This week on Planner’s Lounge, we will share the stories of how four different wedding planners changed the course of their business and careers to better fit their lifestyles and passion. I’m continually fascinated and excited when I hear about event professionals making positive changes to be happier, more successful and less stressed.
My inspiration for this series came from my friend Alicia who co-authors the Flirty Fleurs blog for floral designers. In November, she shared stories from floral designers who made big changes to their business and careers.You can read the first post from her series to get an idea of what was written when they asked floral designers about the same topic. I think many of their stories will resonate with event planners.
Today, I am sharing my story of the changes I have made in the past few years at my planning company, Save the Date Events. In the next few days, I will share stories from other event planners who merged businesses, closed their business (and re-opened) and moved into a corporate event planning job.
I specifically remember sitting at my desk at midnight in July about 3 years ago. I had five big weddings in one month. I had to take a certain number of weddings because I needed to make a specific amount of money. I had an infant daughter, wasn’t getting much sleep and spent all my free time working. It was the first time in my business that I questioned why I was a wedding planner. The fact that such a question would even cross my mind was enough to give me an anxiety attack. After all the hard work I put in to changing careers and starting my planning business, was I really questioning my career choice? I finished working a few minutes later, got some sleep and didn’t think much about it for the next few months. I made it through the rest of wedding season before the thought crossed my mind again. When it did, I knew I had to listen and make some changes.
In the following six months, I raised my prices and brought on more associate planners. At the time, my dream was to have a large event planning business with many associate planners and an office manager. I made it through the next wedding season, made more money but still had a nagging feeling that my business wasn’t making me as happy as it use to. I did some soul searching, read the 4 Hour Work Week along with a few other business books and realized that my dream had changed. I still liked being a planner but my initial goal of having a large business no longer applied. I wanted a successful small business with a few wonderful planners who fit the personality and caring nature of my planning business. I realized that I like to lead and teach but wasn’t very good at managing people. I also craved more free time in the summer to relax, travel and enjoy my family. I hired a studio manager, let a few of the other staff go at my planning company and restructured. The wedding season that followed was much better and I still have the same three lovely planners who were working with me at that time.

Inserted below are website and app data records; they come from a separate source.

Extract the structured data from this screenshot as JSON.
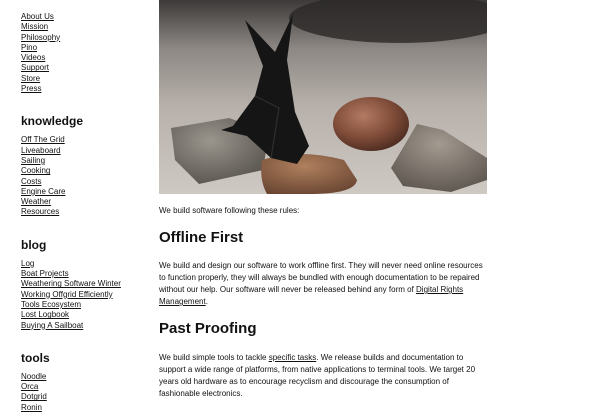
{
  "sidebar": {
    "top_links": [
      "About Us",
      "Mission",
      "Philosophy",
      "Pino",
      "Videos",
      "Support",
      "Store",
      "Press"
    ],
    "sections": [
      {
        "heading": "knowledge",
        "links": [
          "Off The Grid",
          "Liveaboard",
          "Sailing",
          "Cooking",
          "Costs",
          "Engine Care",
          "Weather",
          "Resources"
        ]
      },
      {
        "heading": "blog",
        "links": [
          "Log",
          "Boat Projects",
          "Weathering Software Winter",
          "Working Offgrid Efficiently",
          "Tools Ecosystem",
          "Lost Logbook",
          "Buying A Sailboat"
        ]
      },
      {
        "heading": "tools",
        "links": [
          "Noodle",
          "Orca",
          "Dotgrid",
          "Ronin"
        ]
      }
    ]
  },
  "main": {
    "intro": "We build software following these rules:",
    "offline": {
      "title": "Offline First",
      "text_1": "We build and design our software to work offline first. They will never need online resources to function properly, they will always be bundled with enough documentation to be repaired without our help. Our software will never be released behind any form of ",
      "link": "Digital Rights Management",
      "text_2": "."
    },
    "past": {
      "title": "Past Proofing",
      "text_1": "We build simple tools to tackle ",
      "link": "specific tasks",
      "text_2": ". We release builds and documentation to support a wide range of platforms, from native applications to terminal tools. We target 20 years old hardware as to encourage recyclism and discourage the consumption of fashionable electronics."
    }
  }
}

Just over a year ago, Sean Low came to Denver for a full day seminar. That seminar and a few follow up sessions literally changed my life. Sean helped me get clear on the big disconnect between what I wanted, what I was good at, what I was marketing and what I was charging. I stopped offering wedding day coordination services, started custom quoting events and focused on our design skills. It was a big leap of faith and pretty damn scary to put a starting price on our website (that same price was previously our maximum price) and not have the security of how we had sold weddings for the previous 5 years. However, we made the leap and it made a huge difference in the types of weddings and clients we had. 2011 was our best year financially and we planned the largest and most detailed events we had ever done. By taking on less clients at a higher rate, I finally found a better work-life balance and didn’t spend nearly as many evenings and weekends working. I also have a rule that no one at my company works more than three weekends in a row during wedding season. Wedding burn-out is not something I want to experience again.
Even though 2011 was a very successful year for my business, it was my most challenging year from a personal perspective. I was starting to feel less excited about planning events and more excited about growing my business and studio. Planning events felt more like real work instead of fun. I also had a strong desire to start something new. I had always liked the idea of teaching and also love blogging and writing. After some soul searching (again), I decided to start Planner’s Lounge and teach my first class in 2011. Both Planner’s Lounge and my classes are very exciting for me and have helped renew my passion for the events industry. They have also allowed me to explore and expand my passion for business and education. Now I can’t wait to start work again on Monday mornings…a feeling that is very important to me. Instead of planning 20 weddings myself each year, I am much happier planning five weddings, planning a few parties, writing for Planner’s Lounge, growing StudioWed and leading my small team of planners. For the weddings and events I do plan, I’m excited about them and have the mental capacity to really focus and do a great job for my clients.
I don’t think I will ever “sit still” in any of my businesses. I crave new knowledge and sometimes that means I end up taking a new direction than what I planned. The biggest lesson I have learned is to enjoy the journey and not worry about the destination.